This morning, our Education Ambassador group met with two leaders in climate change work in Minnesota: Rep. Melissa Hortman and former MN state Senator Ellen Anderson, who spoke of Minnesota’s legislative history around renewable energy. It was exciting to hear Rep. Hortman talk about Obama’s work around energy, including:
- In 2009, the bailout deal for automakers included improving fuel economy standards, setting a goal of 54.5 mpg by 2025 for new cars.
- In 2013, Obama’s unveiled a 75-point Climate Action Plan in an address at Georgetown.
- In 2015, China and the US reached a bilateral agreement on climate policy, with China agreeing to peak its emissions and the US pledging to cut emissions 26% by 2030.
Ellen Anderson, who directs the Energy Transition Lab at the U of M and acts as energy advisor for Governor Dayton, outlined her work on solar energy in the U.S. Her recent work includes writing solar proposals for U.S. universities. She wants to demonstrate that solar and other renewable energy systems are viable and can function in a way that brings economic prosperity. On climate change, she noted that the most vulnerable countries are also some of the poorest, with low-lying islands facing some of the highest risks. For these countries, energy is not the top priority at COP21; survival is.
In the afternoon, our group went to a UNESCO event with actor and environmental activist Robert Redford and a panel of indigenous leaders from Papua New Guinea, Indonesia and the Marshall Islands. Each speaker focused on storytelling to convey the urgency for action on climate change. The Papua New Guinea leader stated, “Drinking water is scarce. Now we have difficulty to live. That’s what I want to tell you.” He showed a brief movie about his island, how people live, and the deforestation that threatens their way of life.
The speaker from the Marshall Islands, Kathy Jetnil-Kijiner, talked about her homeland as being the ground zero of climate change.
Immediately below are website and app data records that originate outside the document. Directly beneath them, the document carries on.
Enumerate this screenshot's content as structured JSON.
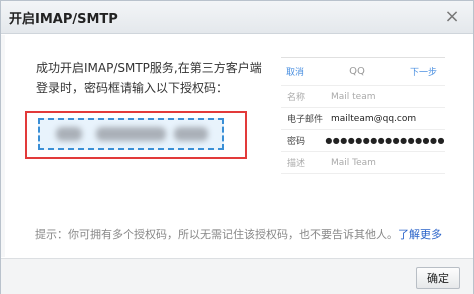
{
  "dialog": {
    "title": "开启IMAP/SMTP",
    "close_glyph": "×"
  },
  "description": {
    "line1": "成功开启IMAP/SMTP服务,在第三方客户端",
    "line2": "登录时，密码框请输入以下授权码："
  },
  "phone_preview": {
    "cancel": "取消",
    "center": "QQ",
    "next": "下一步",
    "rows": [
      {
        "label": "名称",
        "value": "Mail team",
        "faded": true
      },
      {
        "label": "电子邮件",
        "value": "mailteam@qq.com",
        "faded": false
      },
      {
        "label": "密码",
        "value": "●●●●●●●●●●●●●●●●",
        "faded": false
      },
      {
        "label": "描述",
        "value": "Mail Team",
        "faded": true
      }
    ]
  },
  "tip": {
    "text": "提示：你可拥有多个授权码，所以无需记住该授权码，也不要告诉其他人。",
    "link": "了解更多"
  },
  "footer": {
    "ok_label": "确定"
  },
  "colors": {
    "highlight_border": "#e23a3a",
    "code_border": "#3a8fd6",
    "link": "#2a63c9"
  }
}
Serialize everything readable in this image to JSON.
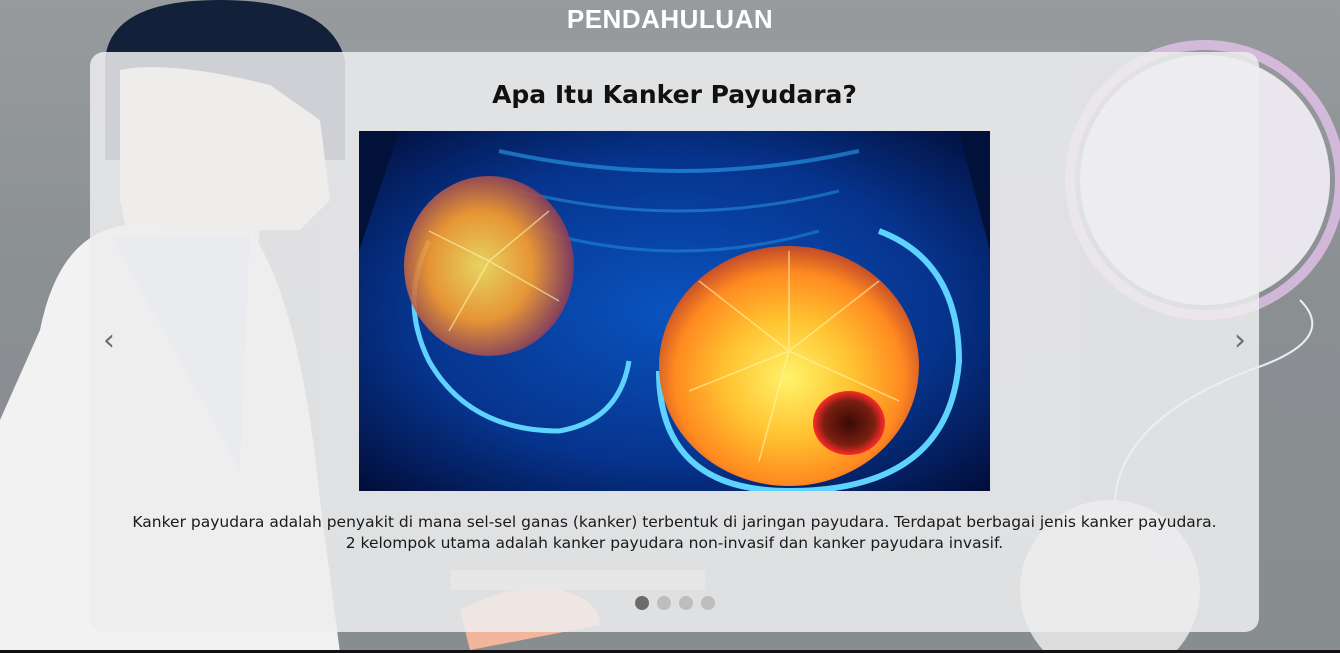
{
  "page": {
    "section_title": "PENDAHULUAN"
  },
  "slide": {
    "title": "Apa Itu Kanker Payudara?",
    "image_alt": "Ilustrasi anatomi payudara dengan tumor",
    "text": "Kanker payudara adalah penyakit di mana sel-sel ganas (kanker) terbentuk di jaringan payudara. Terdapat berbagai jenis kanker payudara. 2 kelompok utama adalah kanker payudara non-invasif dan kanker payudara invasif."
  },
  "carousel": {
    "prev_label": "‹",
    "next_label": "›",
    "slide_count": 4,
    "active_index": 0
  },
  "colors": {
    "background": "#8e9396",
    "card": "#edeeef",
    "title_text": "#ffffff",
    "dot_active": "#6b6b6b",
    "dot_inactive": "#bdbdbd"
  }
}
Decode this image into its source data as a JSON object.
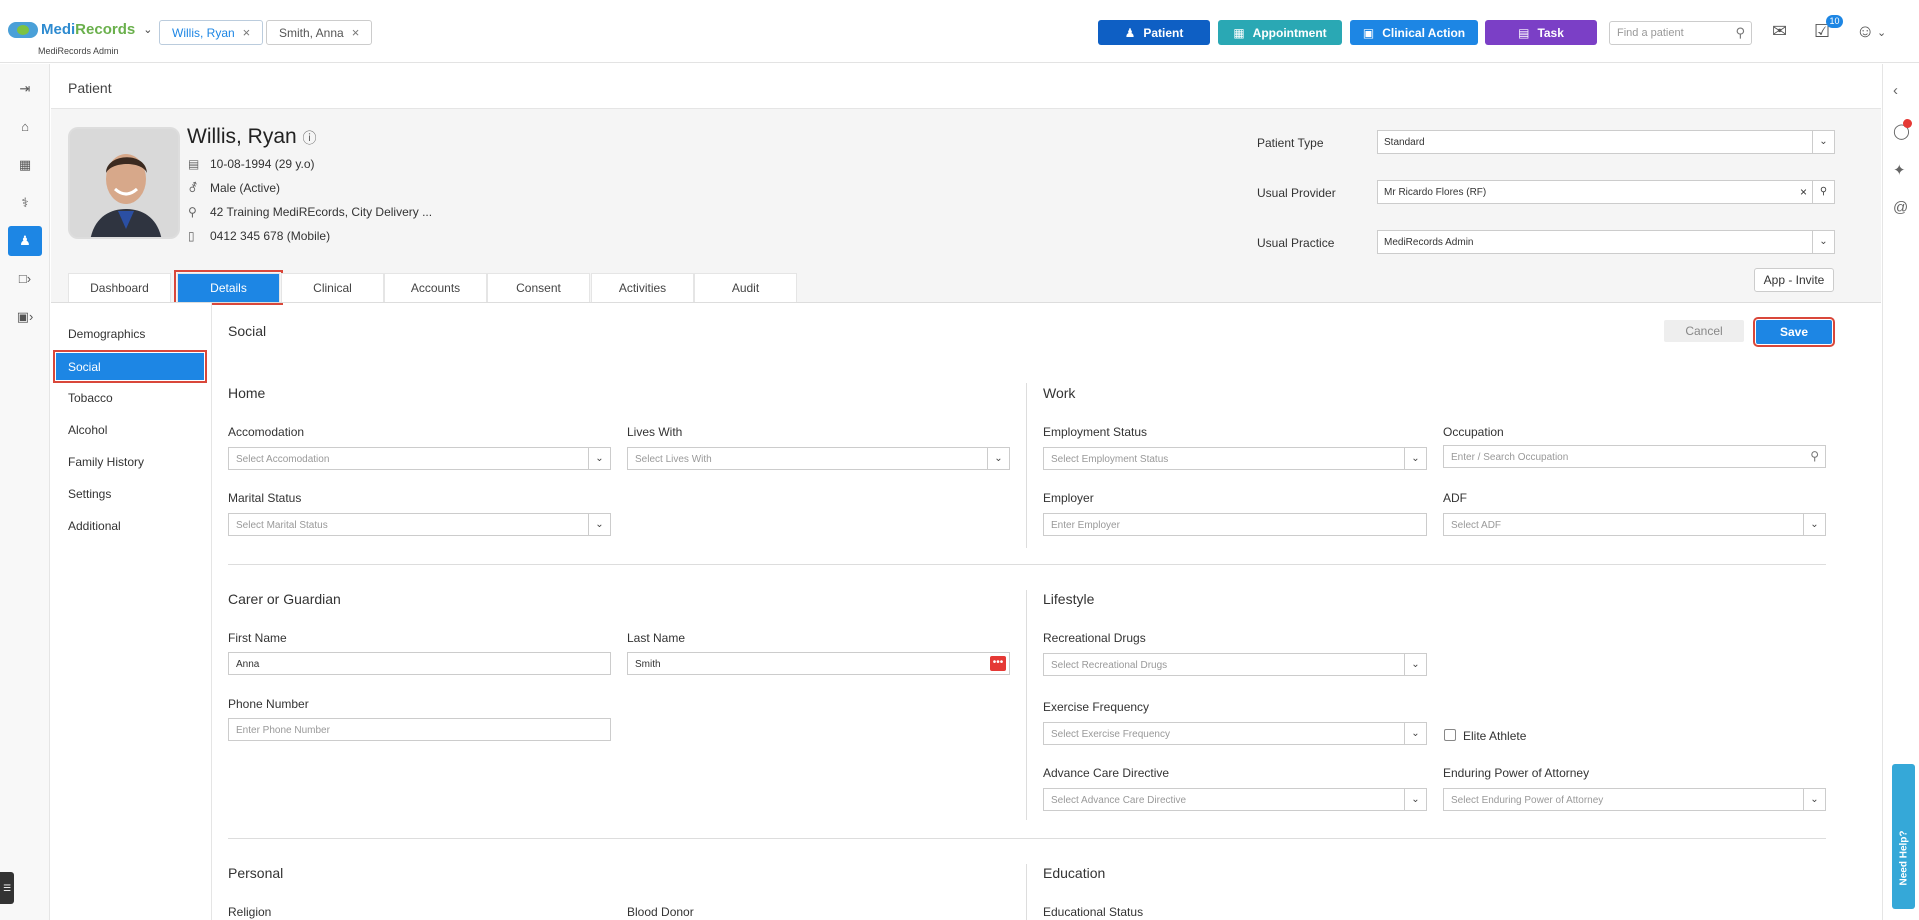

She is pushing for the Paris agreement to recognize a goal of limiting warming to 1.5 degrees Celsius versus the more popular 2 degrees. She stated, “At 2 degrees, my island is underwater.”